The first paragraph seems to be referring to senior and junior debt of different issuers. However the second paragraph seems to be talking about senior and junior debt of the SAME company. Under what circumstances would a company's senior and junior debt move in opposite directions?

It's a good question. And the simple answer is that markets are unpredictable, and that just about anything can happen, often for no good reason at all.

But there is actually a reason why the Sowood trade went sour, and it centers on the whole phenomenon of highly-rated debt. Many investors are very risk-averse, and buy only debt with high credit ratings; they often restrict themselves to AAA-rated securities. Indeed, the demand for AAA-rated paper is so high that an entire securitization industry has essentially sprung up in order to create enough supply of such stuff, which always trades at tighter spreads than capital-structure theory would imply.

Or always used to, anyway.

In July, a lot of market participants lost faith in the credit ratings in general, and in their AAA ratings in particular. Suddenly, it came to light that some (not all) AAA-rated securities were much riskier than the markets had previously thought. People had understood the risk inherent in the lower-rated tranches, and so they paid lower prices for them, or demanded higher coupons. So, to a certain extent, the risk was priced in with those. But because AAA-rated securities were erroneously considered risk-free by some of their buyers, they often traded with no credit-risk premium embedded. And to make matters worse, many of those securities were also extremely illiquid.

What's more, risky securities are generally held by investors with some non-zero risk appetite. If they go down, they go down: that's a known risk. But AAA-rated securities are often held by investors with very, very little risk appetite. If they go down, those investors are liable to want to sell, and sell quickly.
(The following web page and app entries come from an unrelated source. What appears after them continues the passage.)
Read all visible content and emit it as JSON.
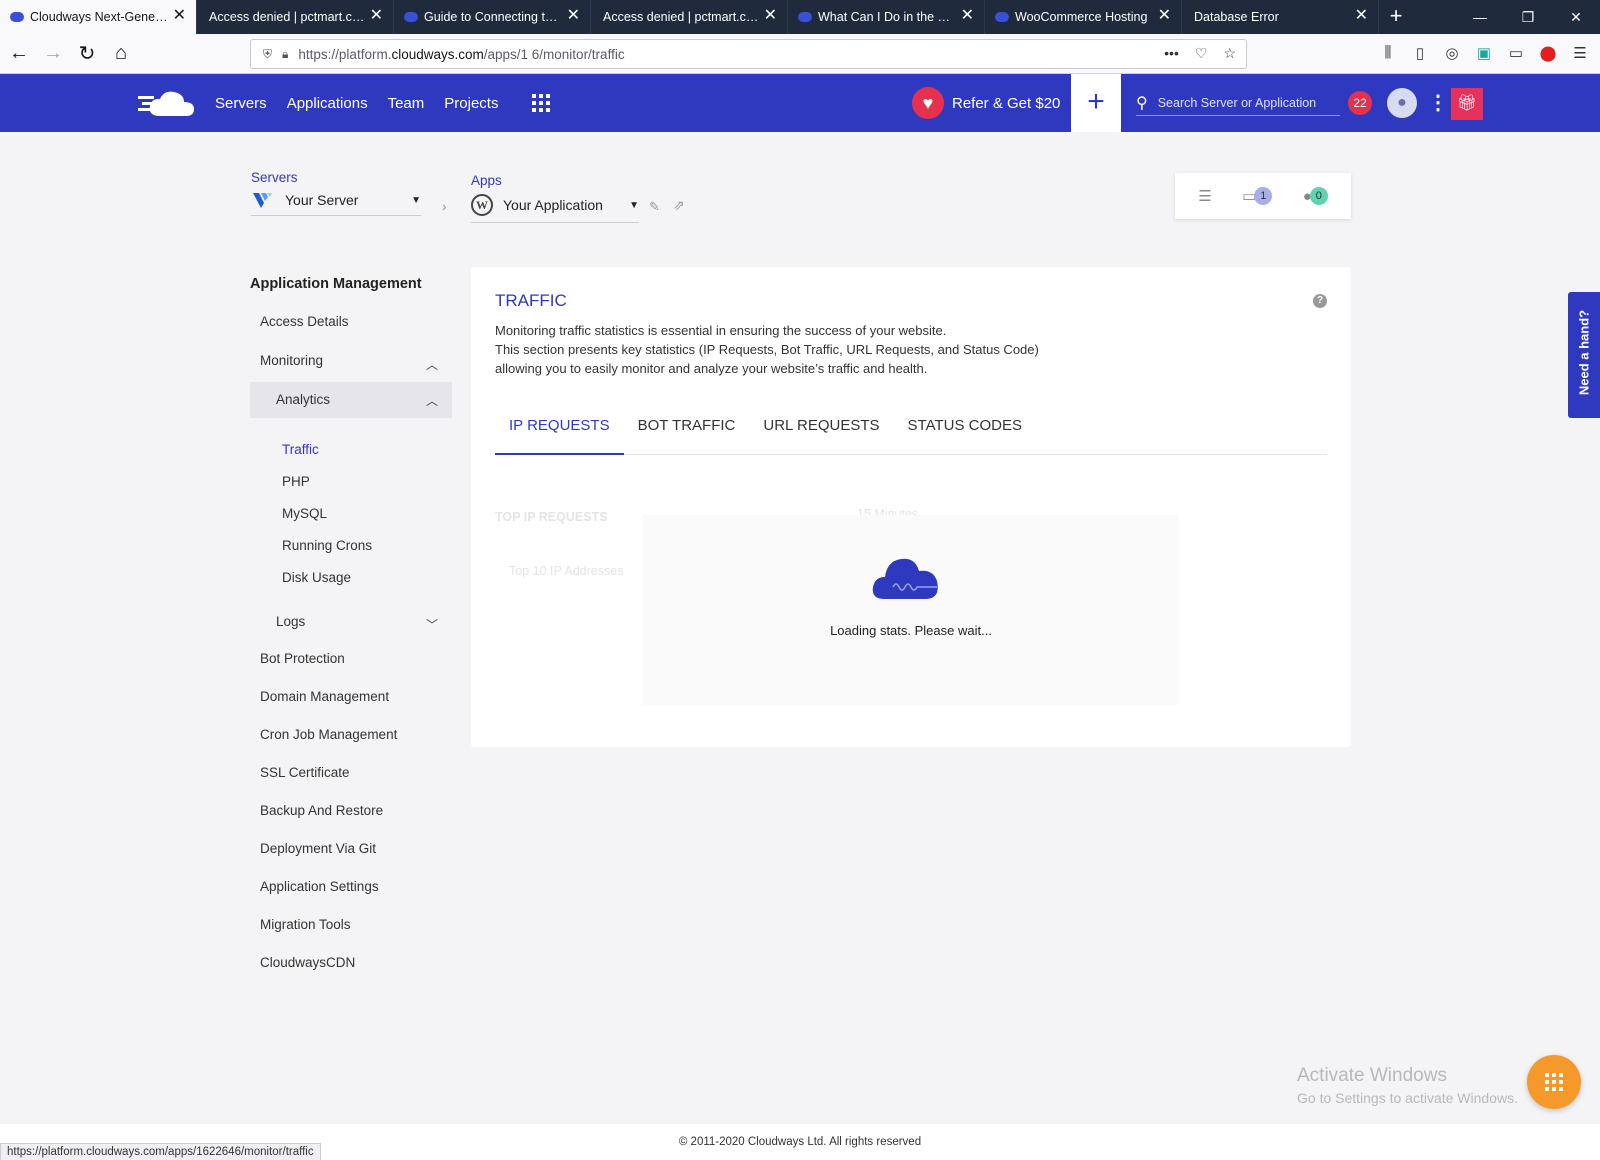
{
  "browser": {
    "tabs": [
      {
        "title": "Cloudways Next-Generati",
        "active": true,
        "favicon": true
      },
      {
        "title": "Access denied | pctmart.com",
        "active": false,
        "favicon": false
      },
      {
        "title": "Guide to Connecting to Yo",
        "active": false,
        "favicon": true
      },
      {
        "title": "Access denied | pctmart.com",
        "active": false,
        "favicon": false
      },
      {
        "title": "What Can I Do in the Man",
        "active": false,
        "favicon": true
      },
      {
        "title": "WooCommerce Hosting",
        "active": false,
        "favicon": true
      },
      {
        "title": "Database Error",
        "active": false,
        "favicon": false
      }
    ],
    "url_prefix": "https://platform.",
    "url_domain": "cloudways.com",
    "url_path": "/apps/1      6/monitor/traffic",
    "status_url": "https://platform.cloudways.com/apps/1622646/monitor/traffic"
  },
  "header": {
    "nav": [
      "Servers",
      "Applications",
      "Team",
      "Projects"
    ],
    "refer_label": "Refer & Get $20",
    "search_placeholder": "Search Server or Application",
    "notification_count": "22",
    "brand_color": "#2f39bf"
  },
  "breadcrumb": {
    "servers_label": "Servers",
    "server_name": "Your Server",
    "apps_label": "Apps",
    "app_name": "Your Application",
    "folder_count": "1",
    "user_count": "0"
  },
  "sidebar": {
    "title": "Application Management",
    "access_details": "Access Details",
    "monitoring": "Monitoring",
    "analytics": "Analytics",
    "analytics_items": [
      "Traffic",
      "PHP",
      "MySQL",
      "Running Crons",
      "Disk Usage"
    ],
    "logs": "Logs",
    "items": [
      "Bot Protection",
      "Domain Management",
      "Cron Job Management",
      "SSL Certificate",
      "Backup And Restore",
      "Deployment Via Git",
      "Application Settings",
      "Migration Tools",
      "CloudwaysCDN"
    ]
  },
  "main": {
    "title": "TRAFFIC",
    "desc1": "Monitoring traffic statistics is essential in ensuring the success of your website.",
    "desc2": "This section presents key statistics (IP Requests, Bot Traffic, URL Requests, and Status Code)",
    "desc3": "allowing you to easily monitor and analyze your website’s traffic and health.",
    "tabs": [
      "IP REQUESTS",
      "BOT TRAFFIC",
      "URL REQUESTS",
      "STATUS CODES"
    ],
    "faded_heading": "TOP IP REQUESTS",
    "faded_range": "15 Minutes",
    "faded_sub": "Top 10 IP Addresses",
    "loading_text": "Loading stats. Please wait..."
  },
  "need_hand": "Need a hand?",
  "watermark": {
    "line1": "Activate Windows",
    "line2": "Go to Settings to activate Windows."
  },
  "footer": "© 2011-2020 Cloudways Ltd. All rights reserved"
}
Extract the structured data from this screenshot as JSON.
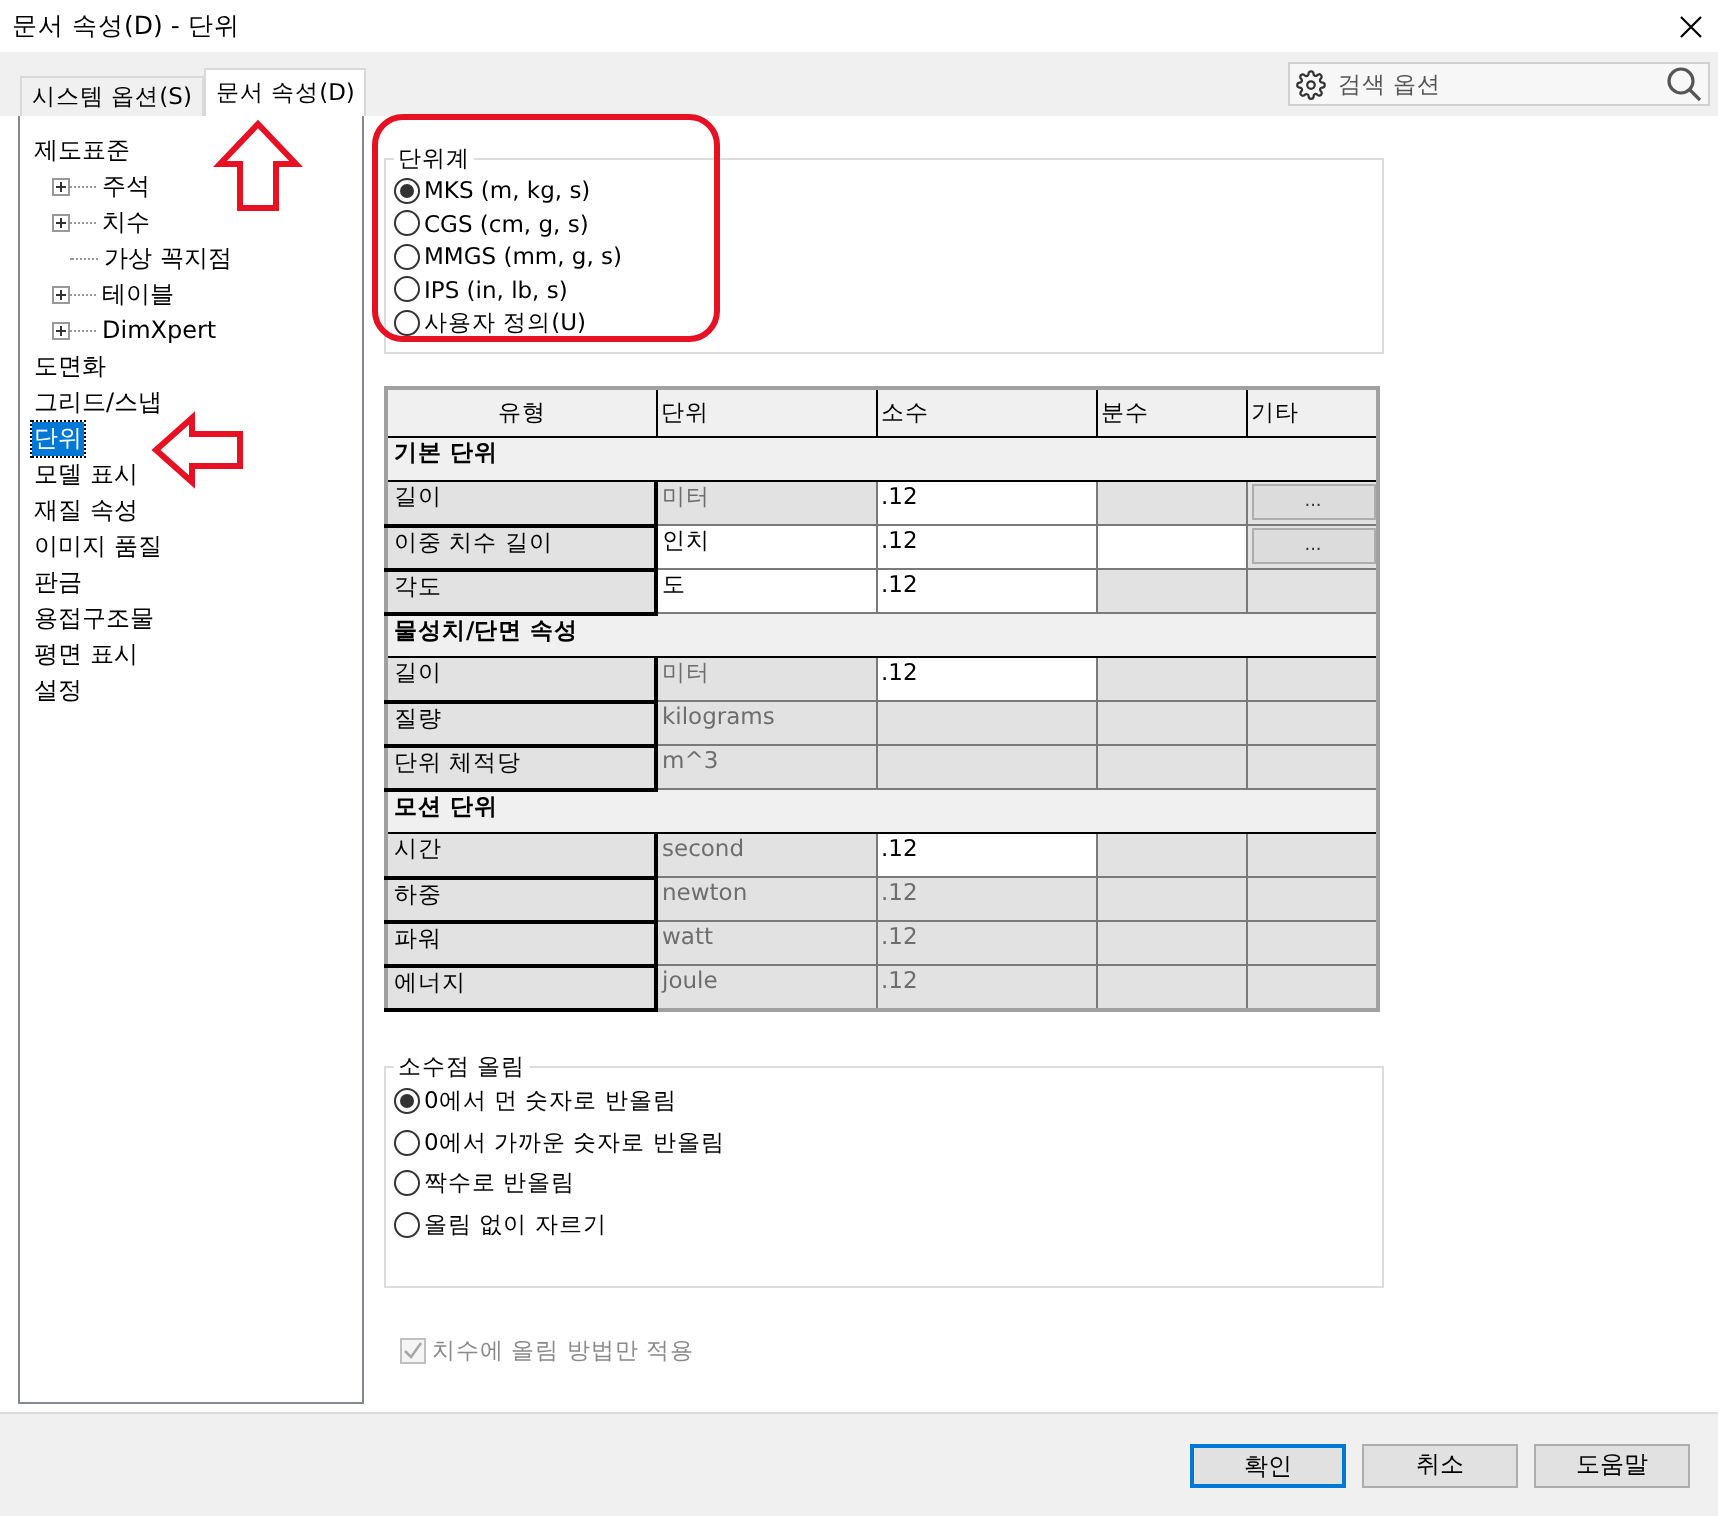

And then comes the icing on the cake: the fact that in most securitization structures, there are many, many more AAA-rated bonds than there are bonds lower down the ratings scale. If some small percentage of the holders of BBB-rated bonds, for instance, decided to sell, the impact would be relatively low, because the total value of the sale would be small, and some dealer somewhere would probably happily make a market in that security. But if a similar percentage of the holders of AAA-rated bonds decides to sell, then all hell can break loose, because now we're talking large sums of money.

Oh, and did I mention that AAA-rated bonds had recently become flavor of the month among highly-levered hedge funds like Sowood? Leverage, of course, always increases risk.

Put all that together, and it's easy to understand why highly-rated debt might crater overnight, even as lower-rated securities emerged relatively unscathed.

But in any case, in order for Sowood to lose a lot of money it wasn't necessary for an issuer's low-rated debt to move up while its high-rated debt fell. This was just a relative-value trade, and so all that was needed was for the spread between the low-rated and high-rated debt to narrow, rather than widen. So long as the high-rated debt fell more than the low-rated debt, Sowood was in trouble.

Of course, I doubt that the WSJ reporters know exactly what kind of trades Larson was putting on when his fund blew up: Larson refused to talk to them, and it could be that they got some of the specifics wrong. But the big losses this summer were generally suffered by funds which went short risky securities (small-cap equities, low-rated bonds) and long securities which were perceived to be safer, like large-cap equities and high-rated bonds. So what the WSJ reported rings true to me.